In the early days of industrial design, the work was primarily focused upon physical products. Today, however, designers work on organizational structure and social problems, on interaction, service, and experience design. Many problems involve complex social and political issues. As a result, designers have become applied behavioral scientists, but they are woefully undereducated for the task. Designers often fail to understand the complexity of the issues and the depth of knowledge already known. They claim that fresh eyes can produce novel solutions, but then they wonder why these solutions are seldom implemented, or if implemented, why they fail. Fresh eyes can indeed produce insightful results, but the eyes must also be educated and knowledgeable. Designers often lack the requisite understanding. Design schools do not train students about these complex issues, about the interlocking complexities of human and social behavior, about the behavioral sciences, technology, and business. There is little or no training in science, the scientific method, and experimental design.
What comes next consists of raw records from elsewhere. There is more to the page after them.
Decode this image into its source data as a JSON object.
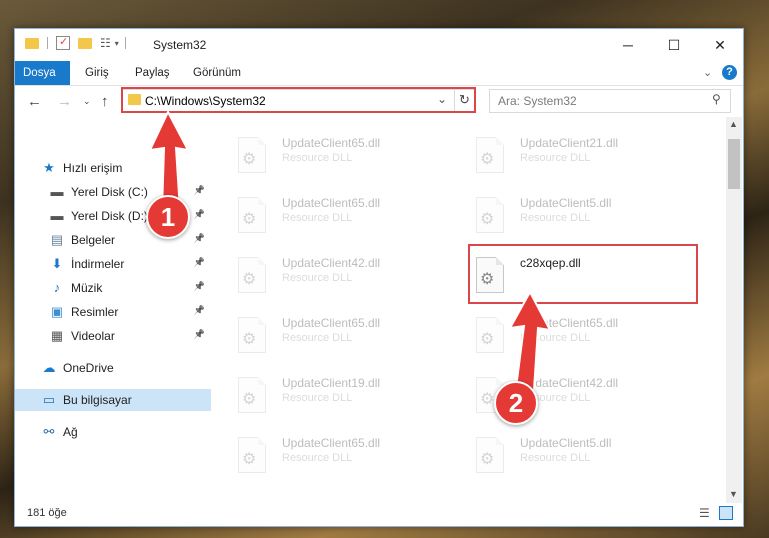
{
  "window": {
    "title": "System32"
  },
  "ribbon": {
    "tabs": [
      {
        "label": "Dosya"
      },
      {
        "label": "Giriş"
      },
      {
        "label": "Paylaş"
      },
      {
        "label": "Görünüm"
      }
    ]
  },
  "address": {
    "path": "C:\\Windows\\System32"
  },
  "search": {
    "placeholder": "Ara: System32"
  },
  "nav": {
    "items": [
      {
        "label": "Hızlı erişim",
        "icon": "star-icon"
      },
      {
        "label": "Yerel Disk (C:)",
        "icon": "drive-icon",
        "pinned": true
      },
      {
        "label": "Yerel Disk (D:)",
        "icon": "drive-icon",
        "pinned": true
      },
      {
        "label": "Belgeler",
        "icon": "documents-icon",
        "pinned": true
      },
      {
        "label": "İndirmeler",
        "icon": "download-icon",
        "pinned": true
      },
      {
        "label": "Müzik",
        "icon": "music-icon",
        "pinned": true
      },
      {
        "label": "Resimler",
        "icon": "pictures-icon",
        "pinned": true
      },
      {
        "label": "Videolar",
        "icon": "videos-icon",
        "pinned": true
      },
      {
        "label": "OneDrive",
        "icon": "onedrive-icon"
      },
      {
        "label": "Bu bilgisayar",
        "icon": "computer-icon",
        "selected": true
      },
      {
        "label": "Ağ",
        "icon": "network-icon"
      }
    ]
  },
  "files": [
    {
      "name": "UpdateClient65.dll",
      "desc": "Resource DLL",
      "dim": true
    },
    {
      "name": "UpdateClient21.dll",
      "desc": "Resource DLL",
      "dim": true
    },
    {
      "name": "UpdateClient65.dll",
      "desc": "Resource DLL",
      "dim": true
    },
    {
      "name": "UpdateClient5.dll",
      "desc": "Resource DLL",
      "dim": true
    },
    {
      "name": "UpdateClient42.dll",
      "desc": "Resource DLL",
      "dim": true
    },
    {
      "name": "c28xqep.dll",
      "desc": "",
      "dim": false
    },
    {
      "name": "UpdateClient65.dll",
      "desc": "Resource DLL",
      "dim": true
    },
    {
      "name": "UpdateClient65.dll",
      "desc": "Resource DLL",
      "dim": true
    },
    {
      "name": "UpdateClient19.dll",
      "desc": "Resource DLL",
      "dim": true
    },
    {
      "name": "UpdateClient42.dll",
      "desc": "Resource DLL",
      "dim": true
    },
    {
      "name": "UpdateClient65.dll",
      "desc": "Resource DLL",
      "dim": true
    },
    {
      "name": "UpdateClient5.dll",
      "desc": "Resource DLL",
      "dim": true
    }
  ],
  "status": {
    "count": "181 öğe"
  },
  "annotations": {
    "step1": "1",
    "step2": "2",
    "color": "#e53935"
  }
}
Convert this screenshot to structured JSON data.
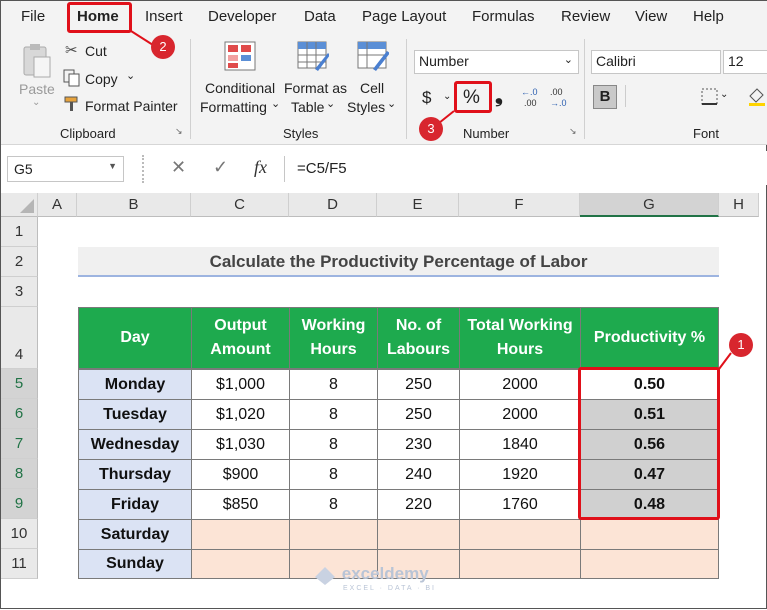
{
  "menu": {
    "file": "File",
    "home": "Home",
    "insert": "Insert",
    "developer": "Developer",
    "data": "Data",
    "page_layout": "Page Layout",
    "formulas": "Formulas",
    "review": "Review",
    "view": "View",
    "help": "Help"
  },
  "clipboard": {
    "paste": "Paste",
    "cut": "Cut",
    "copy": "Copy",
    "format_painter": "Format Painter",
    "group_label": "Clipboard"
  },
  "styles": {
    "conditional_1": "Conditional",
    "conditional_2": "Formatting",
    "format_table_1": "Format as",
    "format_table_2": "Table",
    "cell_styles_1": "Cell",
    "cell_styles_2": "Styles",
    "group_label": "Styles"
  },
  "number": {
    "format": "Number",
    "currency": "$",
    "percent": "%",
    "comma": "❟",
    "group_label": "Number"
  },
  "font": {
    "name": "Calibri",
    "size": "12",
    "bold": "B",
    "group_label": "Font"
  },
  "formula_bar": {
    "name_box": "G5",
    "cancel": "✕",
    "enter": "✓",
    "fx": "fx",
    "formula": "=C5/F5"
  },
  "columns": [
    "A",
    "B",
    "C",
    "D",
    "E",
    "F",
    "G",
    "H"
  ],
  "rows": [
    "1",
    "2",
    "3",
    "4",
    "5",
    "6",
    "7",
    "8",
    "9",
    "10",
    "11"
  ],
  "sheet": {
    "title": "Calculate the Productivity Percentage of Labor",
    "headers": {
      "day": "Day",
      "output_1": "Output",
      "output_2": "Amount",
      "working_1": "Working",
      "working_2": "Hours",
      "labours_1": "No. of",
      "labours_2": "Labours",
      "total_1": "Total Working",
      "total_2": "Hours",
      "productivity": "Productivity %"
    },
    "table": [
      {
        "day": "Monday",
        "output": "$1,000",
        "hours": "8",
        "labours": "250",
        "total": "2000",
        "productivity": "0.50"
      },
      {
        "day": "Tuesday",
        "output": "$1,020",
        "hours": "8",
        "labours": "250",
        "total": "2000",
        "productivity": "0.51"
      },
      {
        "day": "Wednesday",
        "output": "$1,030",
        "hours": "8",
        "labours": "230",
        "total": "1840",
        "productivity": "0.56"
      },
      {
        "day": "Thursday",
        "output": "$900",
        "hours": "8",
        "labours": "240",
        "total": "1920",
        "productivity": "0.47"
      },
      {
        "day": "Friday",
        "output": "$850",
        "hours": "8",
        "labours": "220",
        "total": "1760",
        "productivity": "0.48"
      },
      {
        "day": "Saturday",
        "output": "",
        "hours": "",
        "labours": "",
        "total": "",
        "productivity": ""
      },
      {
        "day": "Sunday",
        "output": "",
        "hours": "",
        "labours": "",
        "total": "",
        "productivity": ""
      }
    ]
  },
  "callouts": {
    "one": "1",
    "two": "2",
    "three": "3"
  },
  "watermark": {
    "name": "exceldemy",
    "tagline": "EXCEL · DATA · BI"
  },
  "colors": {
    "header_green": "#1eaa4e",
    "day_blue": "#dbe3f4",
    "selection_gray": "#d0d0d0",
    "empty_peach": "#fce4d6",
    "callout_red": "#e0101a"
  }
}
My reaction to Don’s commentary is that in focusing solely on design education, he may be looking at too narrow a solution space.
The complexity of many problem spaces being tackled by contemporary designers, with physical, technological, psychological, cultural, and organizational factors to be understood and leveraged in creating solutions, necessitates a multidisciplinary approach. It’s usually not realistic to expect one or even several people to possess adequate knowledge and experience across so many domains, so this would suggest taking a team approach — at least including appropriate experts as advisors to a core team.
If the designer is posited as the ringmaster of this effort, then the primary skill set starts to become one of broad familiarity with a variety of domains/disciplines and skilled facilitation of conversation and work across these areas, coupled with the ability to express the ideas that emerge from this effort in a variety of physical and narrative forms. Is this really the province of just the designer, or is this a wider issue?
Perhaps what’s needed is not so much a new approach to the designer. Perhaps it’s a new emphasis on the idea of collaboration as the natural way of doing things, and an increased obligation on experts of all sorts to also be skilled contributors to these types of collaborative efforts.
It’s always worth broadening the designer’s knowledge base, but what might a “collaboration curriculum” look like — one that could be implemented across many domains and disciplines? Could that yield more bang for the buck?